§ **WHAT YOU HAVE TO DO**: Every line below from the one containing "Decode this image" to the final line must be reproduced exactly, and no other line may appear in the answer.
━━━ ENTRIES PROVIDED
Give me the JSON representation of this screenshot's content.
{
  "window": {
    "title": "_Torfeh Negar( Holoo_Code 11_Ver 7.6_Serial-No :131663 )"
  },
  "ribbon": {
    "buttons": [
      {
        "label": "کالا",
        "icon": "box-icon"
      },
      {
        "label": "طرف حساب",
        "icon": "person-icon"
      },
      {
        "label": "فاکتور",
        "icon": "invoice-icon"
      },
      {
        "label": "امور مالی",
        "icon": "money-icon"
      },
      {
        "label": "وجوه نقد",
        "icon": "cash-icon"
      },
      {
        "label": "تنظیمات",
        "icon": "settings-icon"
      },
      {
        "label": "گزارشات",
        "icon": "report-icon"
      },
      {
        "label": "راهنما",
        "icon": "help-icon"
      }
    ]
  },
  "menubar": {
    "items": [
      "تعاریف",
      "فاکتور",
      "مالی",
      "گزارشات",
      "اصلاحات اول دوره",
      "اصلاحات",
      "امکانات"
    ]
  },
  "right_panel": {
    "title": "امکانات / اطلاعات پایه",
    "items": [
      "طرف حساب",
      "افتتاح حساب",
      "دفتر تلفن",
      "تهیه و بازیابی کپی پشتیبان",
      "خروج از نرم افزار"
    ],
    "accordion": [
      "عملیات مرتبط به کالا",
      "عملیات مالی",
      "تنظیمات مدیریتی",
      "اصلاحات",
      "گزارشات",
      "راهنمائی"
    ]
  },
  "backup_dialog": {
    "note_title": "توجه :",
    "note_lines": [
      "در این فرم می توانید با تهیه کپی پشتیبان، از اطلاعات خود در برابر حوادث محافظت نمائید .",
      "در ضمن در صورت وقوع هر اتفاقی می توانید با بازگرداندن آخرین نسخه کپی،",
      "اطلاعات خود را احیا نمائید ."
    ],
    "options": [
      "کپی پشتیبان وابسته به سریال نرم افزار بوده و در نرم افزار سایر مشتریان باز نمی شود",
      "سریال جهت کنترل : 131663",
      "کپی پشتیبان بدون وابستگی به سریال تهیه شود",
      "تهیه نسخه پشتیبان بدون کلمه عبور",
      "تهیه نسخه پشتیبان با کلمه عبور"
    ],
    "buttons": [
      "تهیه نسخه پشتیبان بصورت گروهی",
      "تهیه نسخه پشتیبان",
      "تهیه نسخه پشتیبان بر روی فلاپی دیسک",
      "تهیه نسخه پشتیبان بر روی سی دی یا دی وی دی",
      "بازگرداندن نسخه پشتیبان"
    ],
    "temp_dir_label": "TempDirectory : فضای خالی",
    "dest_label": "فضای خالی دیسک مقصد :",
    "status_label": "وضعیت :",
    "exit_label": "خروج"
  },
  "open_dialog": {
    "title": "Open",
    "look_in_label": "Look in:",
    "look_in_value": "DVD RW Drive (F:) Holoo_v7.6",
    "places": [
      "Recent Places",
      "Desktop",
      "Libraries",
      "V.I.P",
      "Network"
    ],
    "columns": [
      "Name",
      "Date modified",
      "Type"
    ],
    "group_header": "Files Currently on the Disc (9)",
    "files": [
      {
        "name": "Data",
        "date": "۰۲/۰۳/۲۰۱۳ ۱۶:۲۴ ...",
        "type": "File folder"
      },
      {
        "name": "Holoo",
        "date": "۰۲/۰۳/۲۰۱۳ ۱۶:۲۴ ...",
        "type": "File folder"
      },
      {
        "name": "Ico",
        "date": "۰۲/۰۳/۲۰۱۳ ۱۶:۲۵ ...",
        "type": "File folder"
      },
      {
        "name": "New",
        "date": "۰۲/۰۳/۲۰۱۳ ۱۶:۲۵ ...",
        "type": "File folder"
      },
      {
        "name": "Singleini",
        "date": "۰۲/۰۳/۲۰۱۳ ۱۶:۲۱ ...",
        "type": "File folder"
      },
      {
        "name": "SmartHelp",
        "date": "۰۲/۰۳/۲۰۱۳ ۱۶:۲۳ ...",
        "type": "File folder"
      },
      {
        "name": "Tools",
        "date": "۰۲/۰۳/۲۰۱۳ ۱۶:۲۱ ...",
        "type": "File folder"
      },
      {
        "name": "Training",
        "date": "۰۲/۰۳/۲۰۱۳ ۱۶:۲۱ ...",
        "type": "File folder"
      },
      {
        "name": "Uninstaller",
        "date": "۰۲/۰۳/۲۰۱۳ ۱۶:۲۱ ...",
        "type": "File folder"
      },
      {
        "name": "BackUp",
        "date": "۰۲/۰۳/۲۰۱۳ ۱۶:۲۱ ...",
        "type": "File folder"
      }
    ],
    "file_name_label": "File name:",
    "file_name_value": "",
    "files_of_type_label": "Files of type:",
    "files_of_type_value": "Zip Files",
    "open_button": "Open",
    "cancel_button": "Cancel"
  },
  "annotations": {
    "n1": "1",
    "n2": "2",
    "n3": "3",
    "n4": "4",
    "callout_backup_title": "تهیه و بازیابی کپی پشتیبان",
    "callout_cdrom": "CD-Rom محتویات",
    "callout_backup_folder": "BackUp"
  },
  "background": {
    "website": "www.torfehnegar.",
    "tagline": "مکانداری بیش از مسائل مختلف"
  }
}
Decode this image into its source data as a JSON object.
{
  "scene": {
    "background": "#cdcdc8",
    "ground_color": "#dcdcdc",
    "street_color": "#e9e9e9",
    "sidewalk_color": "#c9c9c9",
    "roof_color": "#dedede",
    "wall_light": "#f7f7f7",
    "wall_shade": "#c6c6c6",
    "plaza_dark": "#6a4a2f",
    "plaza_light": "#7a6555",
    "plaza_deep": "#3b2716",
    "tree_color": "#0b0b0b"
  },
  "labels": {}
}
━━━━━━
§ **ANSWER SECTION**:
Decode this image into its source data as a JSON object.
{
  "scene": {
    "background": "#cdcdc8",
    "ground_color": "#dcdcdc",
    "street_color": "#e9e9e9",
    "sidewalk_color": "#c9c9c9",
    "roof_color": "#dedede",
    "wall_light": "#f7f7f7",
    "wall_shade": "#c6c6c6",
    "plaza_dark": "#6a4a2f",
    "plaza_light": "#7a6555",
    "plaza_deep": "#3b2716",
    "tree_color": "#0b0b0b"
  },
  "labels": {}
}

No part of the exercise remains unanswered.